═══ WORKING DATA
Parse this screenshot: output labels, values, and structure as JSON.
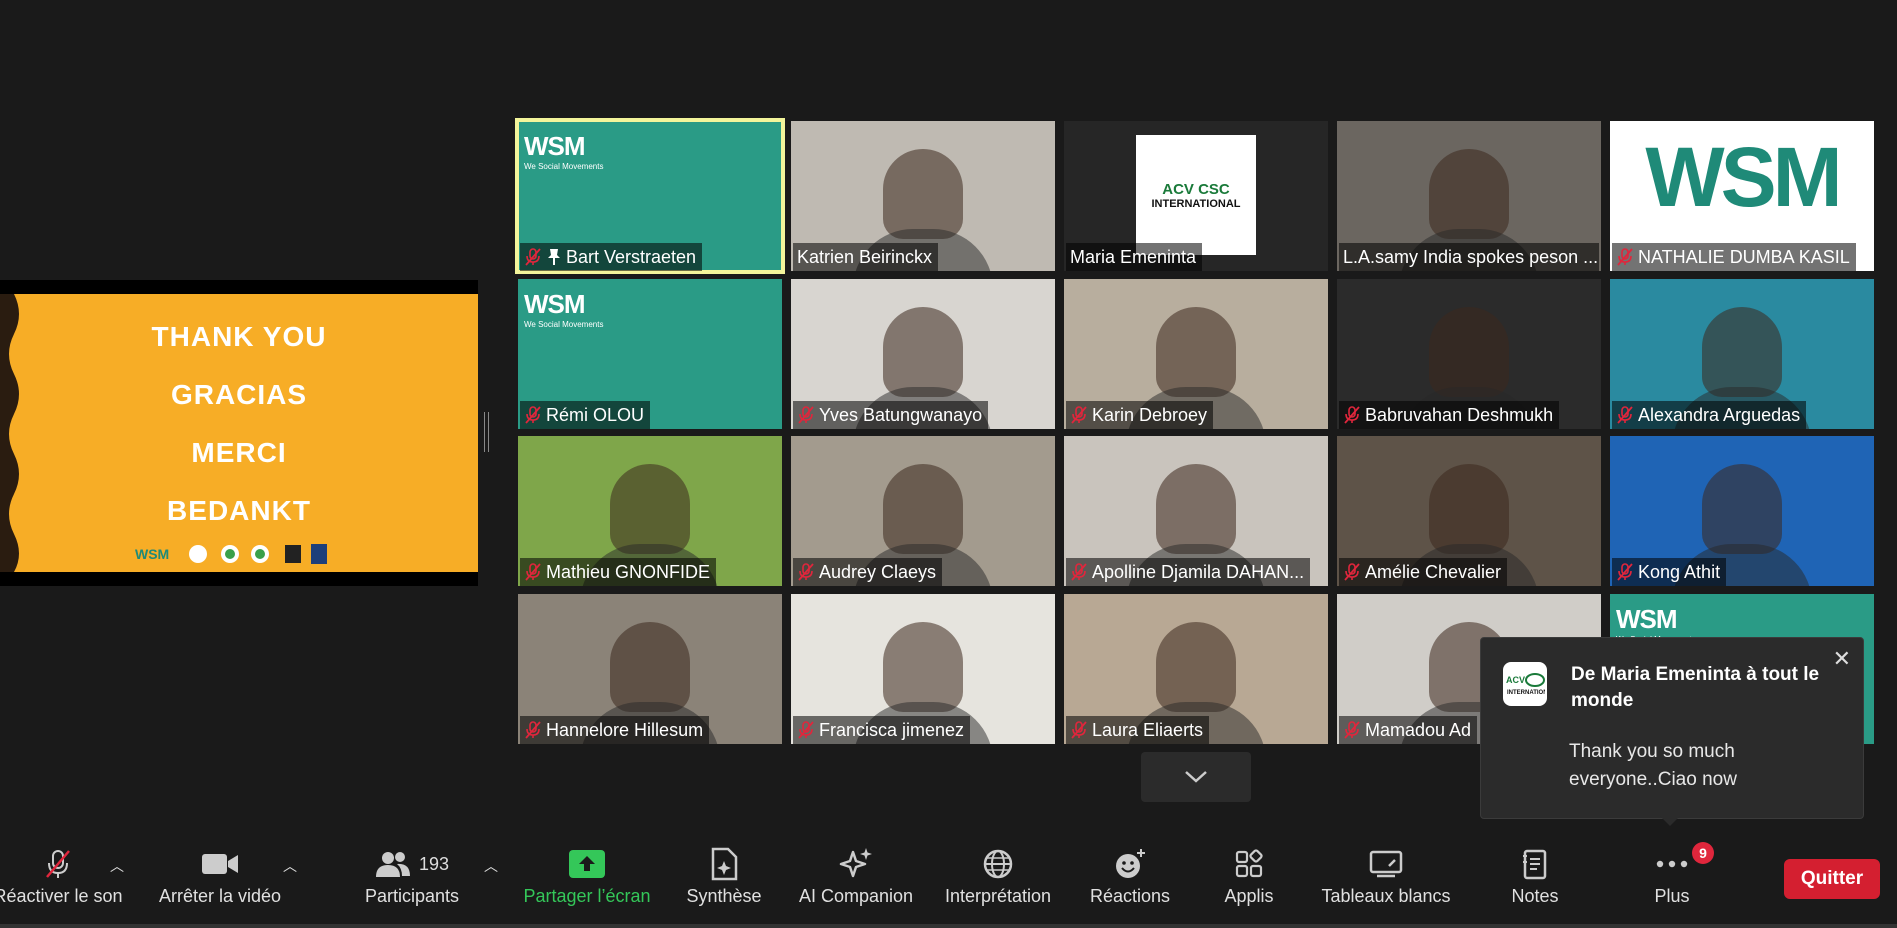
{
  "shared_slide": {
    "lines": [
      "THANK YOU",
      "GRACIAS",
      "MERCI",
      "BEDANKT"
    ],
    "background": "#f7ad26",
    "logos_caption": "WSM"
  },
  "participants": [
    {
      "name": "Bart Verstraeten",
      "muted": true,
      "pinned": true,
      "active": true,
      "bg": "#2a9b86",
      "wsm": true
    },
    {
      "name": "Katrien Beirinckx",
      "muted": false,
      "bg": "#bfbab2"
    },
    {
      "name": "Maria Emeninta",
      "muted": false,
      "bg": "#262626",
      "logo": "ACV CSC INTERNATIONAL"
    },
    {
      "name": "L.A.samy India spokes peson ...",
      "muted": false,
      "bg": "#6b6660"
    },
    {
      "name": "NATHALIE DUMBA KASIL",
      "muted": true,
      "bg": "#ffffff",
      "wsm_big": true
    },
    {
      "name": "Rémi OLOU",
      "muted": true,
      "bg": "#2a9b86",
      "wsm": true
    },
    {
      "name": "Yves Batungwanayo",
      "muted": true,
      "bg": "#d8d5d0"
    },
    {
      "name": "Karin Debroey",
      "muted": true,
      "bg": "#b8ae9e"
    },
    {
      "name": "Babruvahan Deshmukh",
      "muted": true,
      "bg": "#2b2b2b"
    },
    {
      "name": "Alexandra Arguedas",
      "muted": true,
      "bg": "#2a8aa0"
    },
    {
      "name": "Mathieu GNONFIDE",
      "muted": true,
      "bg": "#7fa64a"
    },
    {
      "name": "Audrey Claeys",
      "muted": true,
      "bg": "#a39b8e"
    },
    {
      "name": "Apolline Djamila DAHAN...",
      "muted": true,
      "bg": "#c9c4bd"
    },
    {
      "name": "Amélie Chevalier",
      "muted": true,
      "bg": "#5e5348"
    },
    {
      "name": "Kong Athit",
      "muted": true,
      "bg": "#1f64b5"
    },
    {
      "name": "Hannelore Hillesum",
      "muted": true,
      "bg": "#8b8378"
    },
    {
      "name": "Francisca jimenez",
      "muted": true,
      "bg": "#e6e4de"
    },
    {
      "name": "Laura Eliaerts",
      "muted": true,
      "bg": "#b8a894"
    },
    {
      "name": "Mamadou Ad",
      "muted": true,
      "bg": "#d0cdc8"
    },
    {
      "name": "",
      "muted": false,
      "bg": "#2a9b86",
      "wsm": true
    }
  ],
  "notification": {
    "title": "De Maria Emeninta à tout le monde",
    "message": "Thank you so much everyone..Ciao now"
  },
  "toolbar": {
    "mute_label": "Réactiver le son",
    "video_label": "Arrêter la vidéo",
    "participants_label": "Participants",
    "participants_count": "193",
    "share_label": "Partager l’écran",
    "summary_label": "Synthèse",
    "ai_label": "AI Companion",
    "interpretation_label": "Interprétation",
    "reactions_label": "Réactions",
    "apps_label": "Applis",
    "whiteboards_label": "Tableaux blancs",
    "notes_label": "Notes",
    "more_label": "Plus",
    "more_badge": "9",
    "quit_label": "Quitter"
  },
  "colors": {
    "active_speaker": "#f3f59b",
    "share_green": "#34c759",
    "quit_red": "#d41f30",
    "muted_red": "#e0263c"
  }
}
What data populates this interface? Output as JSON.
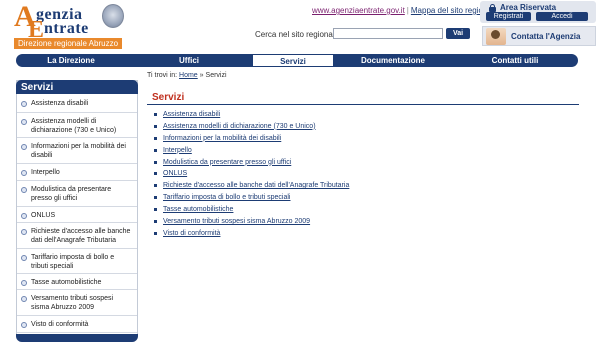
{
  "header": {
    "logo_a": "A",
    "logo_word1": "genzia",
    "logo_e": "E",
    "logo_word2": "ntrate",
    "region": "Direzione regionale Abruzzo",
    "site_link": "www.agenziaentrate.gov.it",
    "separator": "|",
    "map_link": "Mappa del sito regionale",
    "area_riservata": "Area Riservata",
    "registrati": "Registrati",
    "accedi": "Accedi",
    "search_label": "Cerca nel sito regionale:",
    "search_value": "",
    "search_button": "Vai",
    "contact": "Contatta l'Agenzia"
  },
  "nav": {
    "items": [
      "La Direzione",
      "Uffici",
      "Servizi",
      "Documentazione",
      "Contatti utili"
    ],
    "active": "Servizi"
  },
  "sidebar": {
    "title": "Servizi",
    "items": [
      "Assistenza disabili",
      "Assistenza modelli di dichiarazione (730 e Unico)",
      "Informazioni per la mobilità dei disabili",
      "Interpello",
      "Modulistica da presentare presso gli uffici",
      "ONLUS",
      "Richieste d'accesso alle banche dati dell'Anagrafe Tributaria",
      "Tariffario imposta di bollo e tributi speciali",
      "Tasse automobilistiche",
      "Versamento tributi sospesi sisma Abruzzo 2009",
      "Visto di conformità"
    ]
  },
  "breadcrumb": {
    "prefix": "Ti trovi in:",
    "home": "Home",
    "sep": "»",
    "current": "Servizi"
  },
  "main": {
    "title": "Servizi",
    "links": [
      "Assistenza disabili",
      "Assistenza modelli di dichiarazione (730 e Unico)",
      "Informazioni per la mobilità dei disabili",
      "Interpello",
      "Modulistica da presentare presso gli uffici",
      "ONLUS",
      "Richieste d'accesso alle banche dati dell'Anagrafe Tributaria",
      "Tariffario imposta di bollo e tributi speciali",
      "Tasse automobilistiche",
      "Versamento tributi sospesi sisma Abruzzo 2009",
      "Visto di conformità"
    ]
  },
  "colors": {
    "primary": "#1d3c74",
    "accent": "#e9892c",
    "title_red": "#c0301f"
  },
  "icons": [
    "agency-emblem-icon",
    "lock-icon",
    "contact-avatar-icon",
    "bullet-icon"
  ]
}
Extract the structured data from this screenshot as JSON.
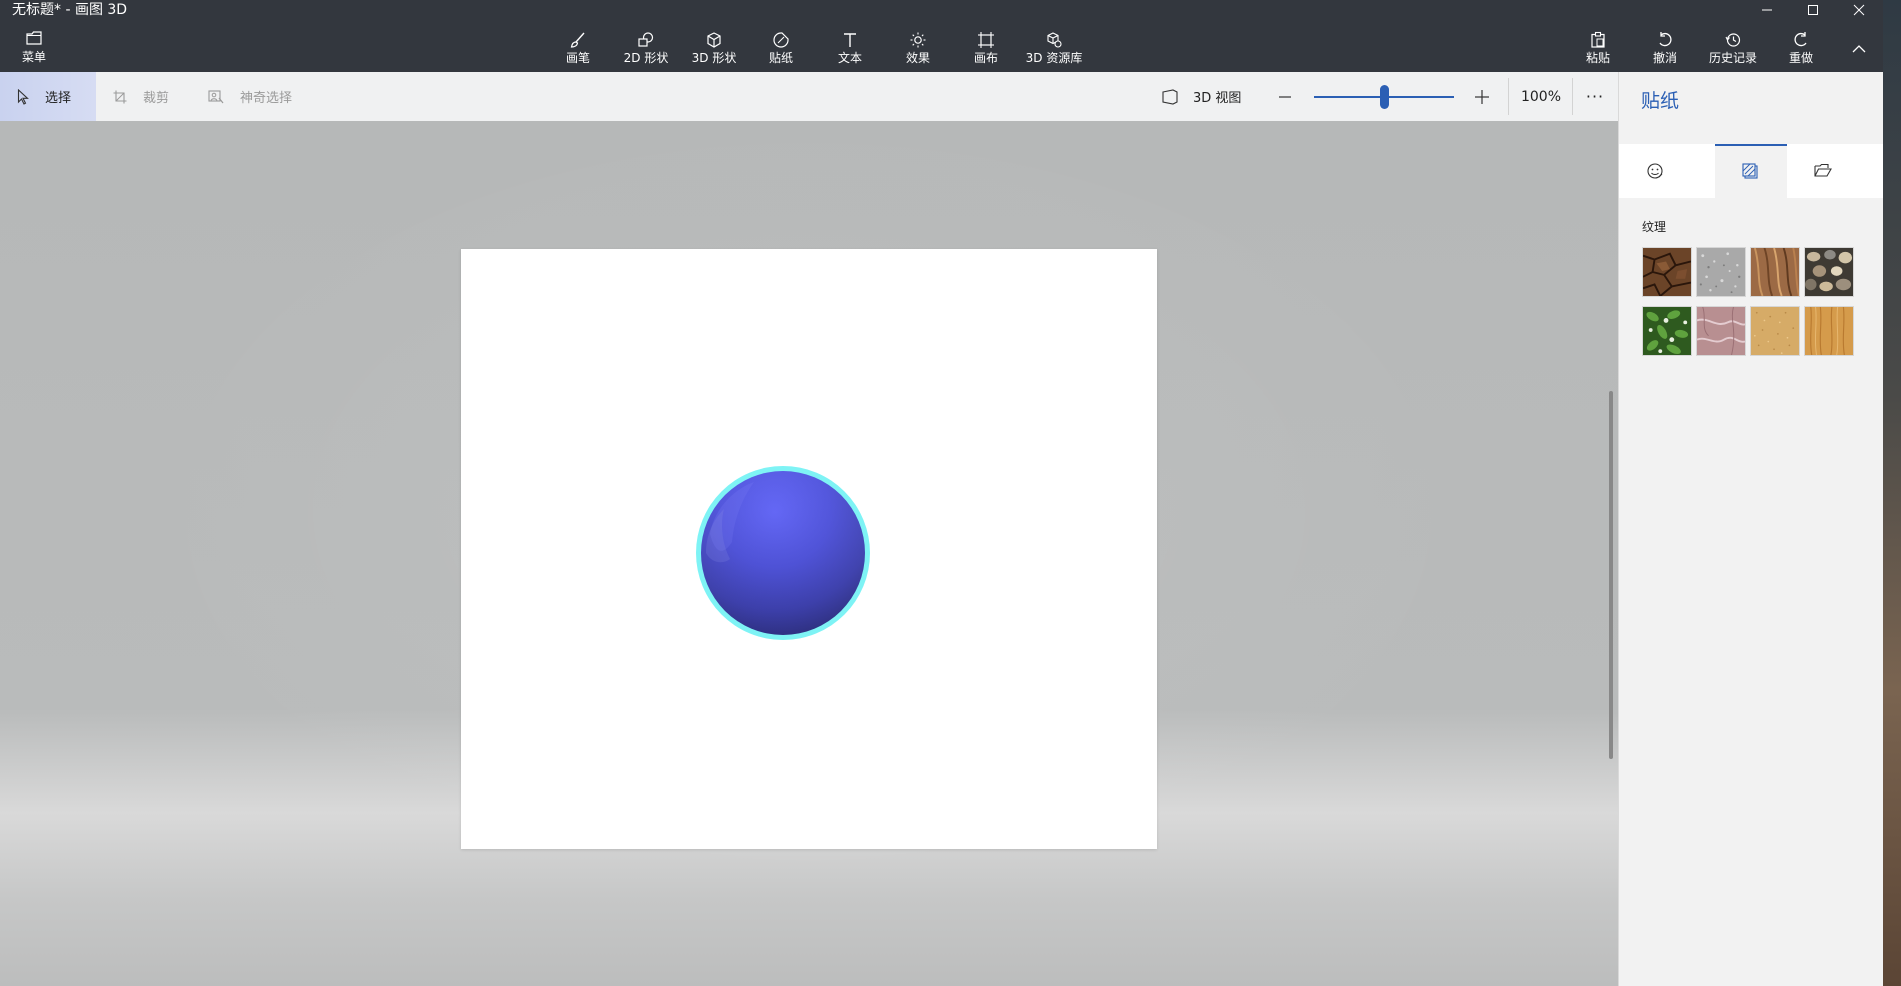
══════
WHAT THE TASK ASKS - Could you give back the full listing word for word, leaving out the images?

RESPONSE TO THIS EXERCISE -
Parse this screenshot: output labels, values, and structure as JSON.
{
  "shared_slide": {
    "lines": [
      "THANK YOU",
      "GRACIAS",
      "MERCI",
      "BEDANKT"
    ],
    "background": "#f7ad26",
    "logos_caption": "WSM"
  },
  "participants": [
    {
      "name": "Bart Verstraeten",
      "muted": true,
      "pinned": true,
      "active": true,
      "bg": "#2a9b86",
      "wsm": true
    },
    {
      "name": "Katrien Beirinckx",
      "muted": false,
      "bg": "#bfbab2"
    },
    {
      "name": "Maria Emeninta",
      "muted": false,
      "bg": "#262626",
      "logo": "ACV CSC INTERNATIONAL"
    },
    {
      "name": "L.A.samy India spokes peson ...",
      "muted": false,
      "bg": "#6b6660"
    },
    {
      "name": "NATHALIE DUMBA KASIL",
      "muted": true,
      "bg": "#ffffff",
      "wsm_big": true
    },
    {
      "name": "Rémi OLOU",
      "muted": true,
      "bg": "#2a9b86",
      "wsm": true
    },
    {
      "name": "Yves Batungwanayo",
      "muted": true,
      "bg": "#d8d5d0"
    },
    {
      "name": "Karin Debroey",
      "muted": true,
      "bg": "#b8ae9e"
    },
    {
      "name": "Babruvahan Deshmukh",
      "muted": true,
      "bg": "#2b2b2b"
    },
    {
      "name": "Alexandra Arguedas",
      "muted": true,
      "bg": "#2a8aa0"
    },
    {
      "name": "Mathieu GNONFIDE",
      "muted": true,
      "bg": "#7fa64a"
    },
    {
      "name": "Audrey Claeys",
      "muted": true,
      "bg": "#a39b8e"
    },
    {
      "name": "Apolline Djamila DAHAN...",
      "muted": true,
      "bg": "#c9c4bd"
    },
    {
      "name": "Amélie Chevalier",
      "muted": true,
      "bg": "#5e5348"
    },
    {
      "name": "Kong Athit",
      "muted": true,
      "bg": "#1f64b5"
    },
    {
      "name": "Hannelore Hillesum",
      "muted": true,
      "bg": "#8b8378"
    },
    {
      "name": "Francisca jimenez",
      "muted": true,
      "bg": "#e6e4de"
    },
    {
      "name": "Laura Eliaerts",
      "muted": true,
      "bg": "#b8a894"
    },
    {
      "name": "Mamadou Ad",
      "muted": true,
      "bg": "#d0cdc8"
    },
    {
      "name": "",
      "muted": false,
      "bg": "#2a9b86",
      "wsm": true
    }
  ],
  "notification": {
    "title": "De Maria Emeninta à tout le monde",
    "message": "Thank you so much everyone..Ciao now"
  },
  "toolbar": {
    "mute_label": "Réactiver le son",
    "video_label": "Arrêter la vidéo",
    "participants_label": "Participants",
    "participants_count": "193",
    "share_label": "Partager l’écran",
    "summary_label": "Synthèse",
    "ai_label": "AI Companion",
    "interpretation_label": "Interprétation",
    "reactions_label": "Réactions",
    "apps_label": "Applis",
    "whiteboards_label": "Tableaux blancs",
    "notes_label": "Notes",
    "more_label": "Plus",
    "more_badge": "9",
    "quit_label": "Quitter"
  },
  "colors": {
    "active_speaker": "#f3f59b",
    "share_green": "#34c759",
    "quit_red": "#d41f30",
    "muted_red": "#e0263c"
  }
}
What data populates this interface? Output as JSON.
{
  "header": {
    "logo_a": "A",
    "logo_word1": "genzia",
    "logo_e": "E",
    "logo_word2": "ntrate",
    "region": "Direzione regionale Abruzzo",
    "site_link": "www.agenziaentrate.gov.it",
    "separator": "|",
    "map_link": "Mappa del sito regionale",
    "area_riservata": "Area Riservata",
    "registrati": "Registrati",
    "accedi": "Accedi",
    "search_label": "Cerca nel sito regionale:",
    "search_value": "",
    "search_button": "Vai",
    "contact": "Contatta l'Agenzia"
  },
  "nav": {
    "items": [
      "La Direzione",
      "Uffici",
      "Servizi",
      "Documentazione",
      "Contatti utili"
    ],
    "active": "Servizi"
  },
  "sidebar": {
    "title": "Servizi",
    "items": [
      "Assistenza disabili",
      "Assistenza modelli di dichiarazione (730 e Unico)",
      "Informazioni per la mobilità dei disabili",
      "Interpello",
      "Modulistica da presentare presso gli uffici",
      "ONLUS",
      "Richieste d'accesso alle banche dati dell'Anagrafe Tributaria",
      "Tariffario imposta di bollo e tributi speciali",
      "Tasse automobilistiche",
      "Versamento tributi sospesi sisma Abruzzo 2009",
      "Visto di conformità"
    ]
  },
  "breadcrumb": {
    "prefix": "Ti trovi in:",
    "home": "Home",
    "sep": "»",
    "current": "Servizi"
  },
  "main": {
    "title": "Servizi",
    "links": [
      "Assistenza disabili",
      "Assistenza modelli di dichiarazione (730 e Unico)",
      "Informazioni per la mobilità dei disabili",
      "Interpello",
      "Modulistica da presentare presso gli uffici",
      "ONLUS",
      "Richieste d'accesso alle banche dati dell'Anagrafe Tributaria",
      "Tariffario imposta di bollo e tributi speciali",
      "Tasse automobilistiche",
      "Versamento tributi sospesi sisma Abruzzo 2009",
      "Visto di conformità"
    ]
  },
  "colors": {
    "primary": "#1d3c74",
    "accent": "#e9892c",
    "title_red": "#c0301f"
  },
  "icons": [
    "agency-emblem-icon",
    "lock-icon",
    "contact-avatar-icon",
    "bullet-icon"
  ]
}
Extract the structured data from this screenshot as JSON.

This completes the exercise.